Writing as identify formation:

Through a process of iterating, articulating, and revising written ideas, students can begin to form and re-form both their scholarly and their personal identities in ways that combines creativity, emotion, and intellectual rigor. Yet, too often academic writing prefers convention to originality and ignores embodiment and emotion altogether. For many years, academic writing has been criticized for being overly dry and formulaic, lacking in imagination and humanity. At times, grammar is overemphasized at the expense of more important complexities of writing. Moreover, AI contributes to a loss of language diversity that was already well underway, and students who haven’t yet figured out their writing voice might not be able to make informed choices about AI’s suggestions for their writing. What if our writing assignments were more personal, more relevant, more explicitly reflective? Less focused on efficiency, convention, and idiosyncratic preferences? What if we acknowledged the emotions students have when they’re writing about their own communities or ideas they cared about deeply? What if we encouraged students to explore language in ways that connect deeply to their backgrounds and identities, rather than making them conform to someone else’s language and style? How might we empower students to take real ownership of their voices as writers?

Writing as an opportunity for collaboration and human interaction:

For many years, those of us in the writing center world have tried to overturn the stereotype of the lone writer who creates independently without input from others. Even as academic culture depends on collaboration and peer review, this image of the solitary writer persists. ChatGPT has in some sense popularized writing assistance, but ChatGPT currently cannot approximate the depth of human collaboration. How might we encourage more students to collaborate with human beings—whether it’s their professors or TAs, their classmates, or Tufts writing consultants—for a richer engagement with their writing than a chatbot can offer?

This fall, some faculty will incorporate ChatGPT into their classes, some will prohibit its use, and some will define exactly when ChatGPT is permissible and when it isn’t. As you consider your own approach, try neither to ignore the technology nor assume students will want to use it.

Some general questions you might ask yourself when preparing your policies include:

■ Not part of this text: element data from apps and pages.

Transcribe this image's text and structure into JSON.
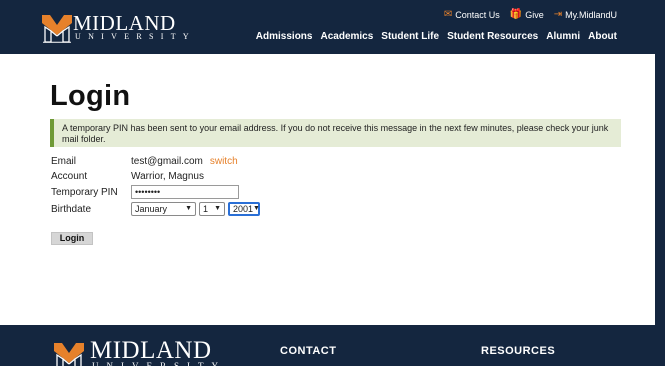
{
  "brand": {
    "name": "MIDLAND",
    "sub": "UNIVERSITY",
    "accent": "#e6812b",
    "navy": "#14263f"
  },
  "utility": [
    {
      "icon": "mail-icon",
      "glyph": "✉",
      "label": "Contact Us"
    },
    {
      "icon": "gift-icon",
      "glyph": "🎁",
      "label": "Give"
    },
    {
      "icon": "sign-in-icon",
      "glyph": "⇥",
      "label": "My.MidlandU"
    }
  ],
  "nav": [
    "Admissions",
    "Academics",
    "Student Life",
    "Student Resources",
    "Alumni",
    "About"
  ],
  "page": {
    "title": "Login"
  },
  "notice": "A temporary PIN has been sent to your email address. If you do not receive this message in the next few minutes, please check your junk mail folder.",
  "form": {
    "email_label": "Email",
    "email_value": "test@gmail.com",
    "switch_label": "switch",
    "account_label": "Account",
    "account_value": "Warrior, Magnus",
    "pin_label": "Temporary PIN",
    "pin_value": "••••••••",
    "birthdate_label": "Birthdate",
    "month": "January",
    "day": "1",
    "year": "2001",
    "submit_label": "Login"
  },
  "footer": {
    "contact_heading": "CONTACT",
    "resources_heading": "RESOURCES"
  }
}
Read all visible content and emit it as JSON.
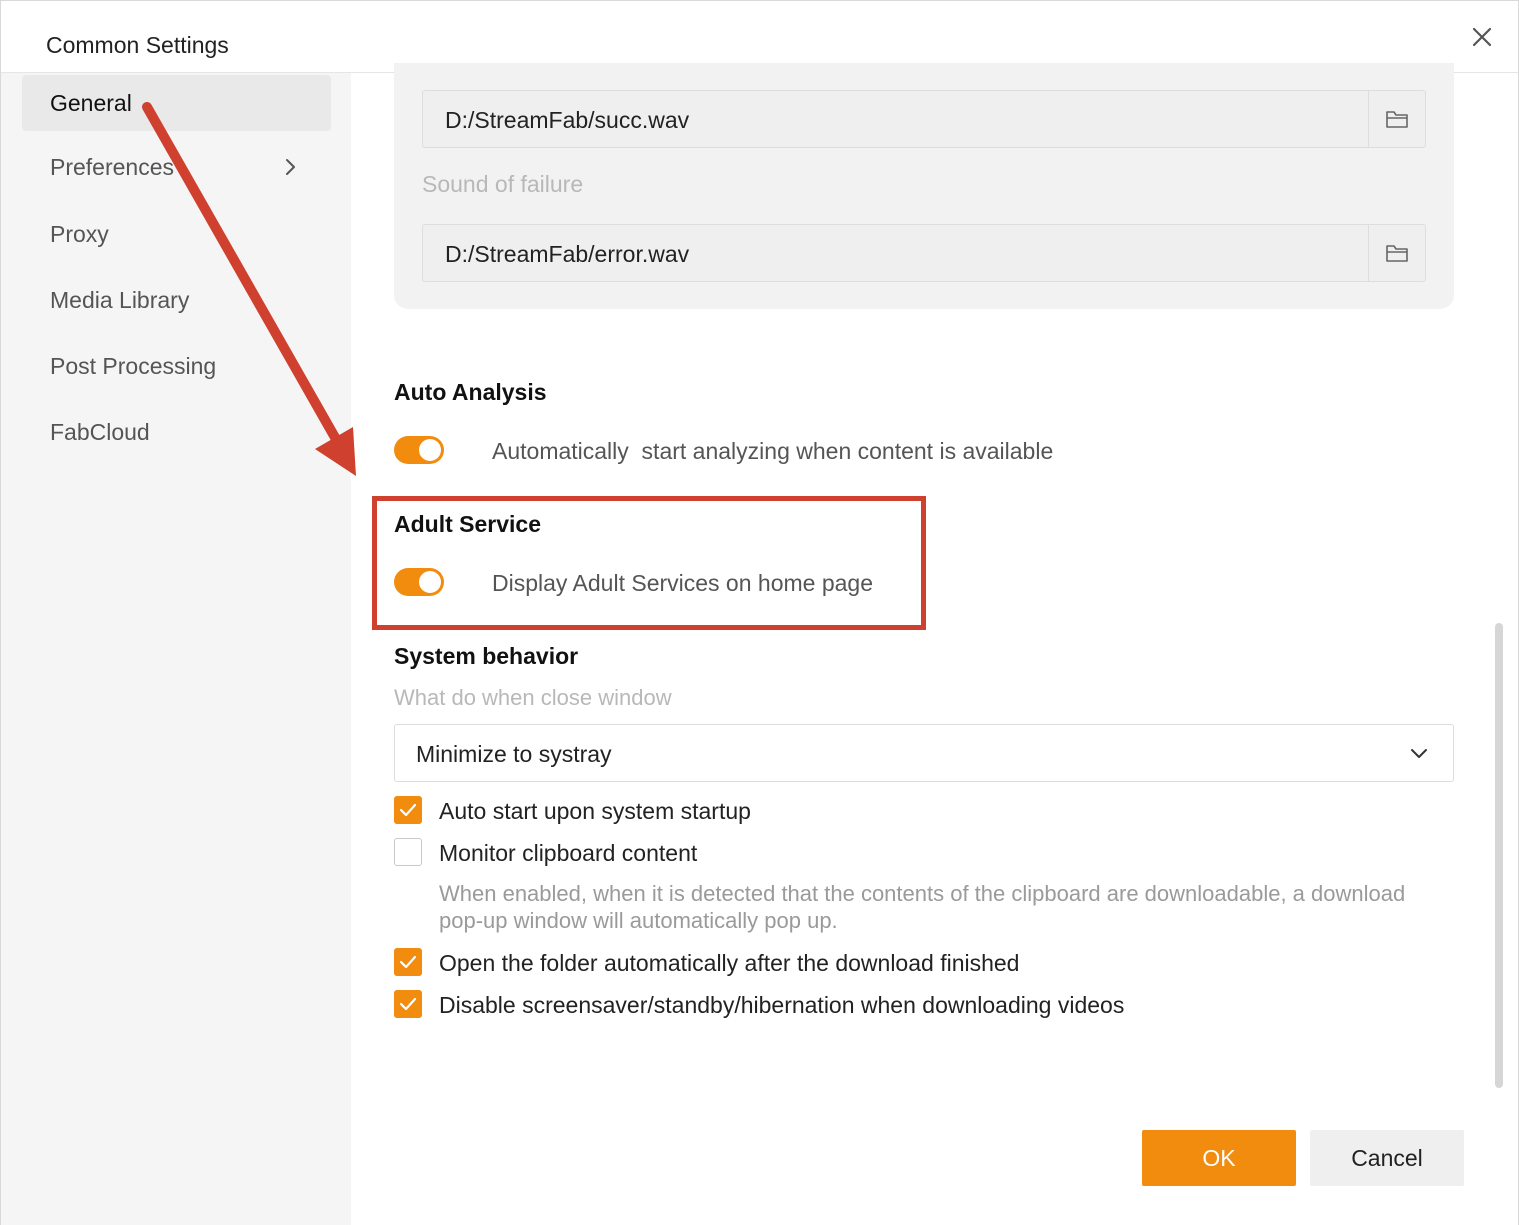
{
  "window": {
    "title": "Common Settings"
  },
  "sidebar": {
    "items": [
      {
        "label": "General"
      },
      {
        "label": "Preferences"
      },
      {
        "label": "Proxy"
      },
      {
        "label": "Media Library"
      },
      {
        "label": "Post Processing"
      },
      {
        "label": "FabCloud"
      }
    ],
    "active": "General"
  },
  "sounds": {
    "success_path": "D:/StreamFab/succ.wav",
    "failure_label": "Sound of failure",
    "failure_path": "D:/StreamFab/error.wav"
  },
  "auto_analysis": {
    "title": "Auto Analysis",
    "toggle_label": "Automatically  start analyzing when content is available",
    "enabled": true
  },
  "adult_service": {
    "title": "Adult Service",
    "toggle_label": "Display Adult Services on home page",
    "enabled": true
  },
  "system_behavior": {
    "title": "System behavior",
    "close_label": "What do when close window",
    "close_value": "Minimize to systray",
    "options": [
      {
        "label": "Auto start upon system startup",
        "checked": true
      },
      {
        "label": "Monitor clipboard content",
        "checked": false
      },
      {
        "label": "Open the folder automatically after the download finished",
        "checked": true
      },
      {
        "label": "Disable screensaver/standby/hibernation when downloading videos",
        "checked": true
      }
    ],
    "clipboard_hint": "When enabled, when it is detected that the contents of the clipboard are downloadable, a download pop-up window will automatically pop up."
  },
  "footer": {
    "ok_label": "OK",
    "cancel_label": "Cancel"
  },
  "colors": {
    "accent": "#f28c0f",
    "annotation": "#d0402e"
  },
  "icons": {
    "close": "close-icon",
    "folder": "folder-icon",
    "chevron_right": "chevron-right-icon",
    "chevron_down": "chevron-down-icon",
    "check": "check-icon"
  }
}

  • What are the pedagogical goals of the writing you assign? How do you articulate those goals to students? How do you use writing to promote process, complexity, revision?
  • How would you feel if students use AI in parts of an assignment? What alternatives are you providing (such as office hours) or reminding students of (Tufts’ writing consultations, for example)? How will you convey those expectations and alternatives to your students?

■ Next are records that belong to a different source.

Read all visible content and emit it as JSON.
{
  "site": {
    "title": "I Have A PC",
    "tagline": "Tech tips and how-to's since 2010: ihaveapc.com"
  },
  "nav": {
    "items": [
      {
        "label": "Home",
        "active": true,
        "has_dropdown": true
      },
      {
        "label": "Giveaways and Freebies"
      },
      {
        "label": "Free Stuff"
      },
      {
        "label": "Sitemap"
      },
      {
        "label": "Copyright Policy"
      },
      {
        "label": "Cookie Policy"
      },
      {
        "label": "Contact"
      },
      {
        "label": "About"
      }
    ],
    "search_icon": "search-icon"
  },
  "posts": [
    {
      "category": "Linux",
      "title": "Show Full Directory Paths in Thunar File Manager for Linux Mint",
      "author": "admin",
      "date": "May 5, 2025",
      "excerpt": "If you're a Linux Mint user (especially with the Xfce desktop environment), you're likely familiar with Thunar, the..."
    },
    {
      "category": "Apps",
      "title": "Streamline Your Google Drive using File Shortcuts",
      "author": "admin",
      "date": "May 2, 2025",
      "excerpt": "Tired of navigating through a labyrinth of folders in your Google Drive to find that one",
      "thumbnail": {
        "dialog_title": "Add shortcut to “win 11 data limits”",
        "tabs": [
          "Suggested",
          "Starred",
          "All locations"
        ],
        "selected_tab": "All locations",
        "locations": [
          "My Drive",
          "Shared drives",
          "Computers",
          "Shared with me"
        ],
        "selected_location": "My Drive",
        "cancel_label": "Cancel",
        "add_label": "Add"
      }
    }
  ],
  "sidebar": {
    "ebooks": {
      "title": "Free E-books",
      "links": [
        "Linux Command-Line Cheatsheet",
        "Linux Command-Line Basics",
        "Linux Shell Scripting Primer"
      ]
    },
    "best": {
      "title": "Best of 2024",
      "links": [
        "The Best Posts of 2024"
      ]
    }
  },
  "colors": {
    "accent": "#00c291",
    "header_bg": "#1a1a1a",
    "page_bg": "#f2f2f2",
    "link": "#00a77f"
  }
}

As we assess our relationship to writing in higher education, we might discard conventions or specific assignments that no longer serve us, consider new approaches, and re-value practices that have been taken for granted. Defining and articulating the benefits of writing is crucial if we wish to retain writing as integral to our educational goals.

See Also

Part 1: Reconsidering Academic Writing from a Culturally-Informed Perspective

Part 2: Giving Feedback on Student Writing

Designing Courses in the Age of AI (Teaching@Tufts)

Artificial Intelligence Resources for Tufts Faculty and Staff (CELT)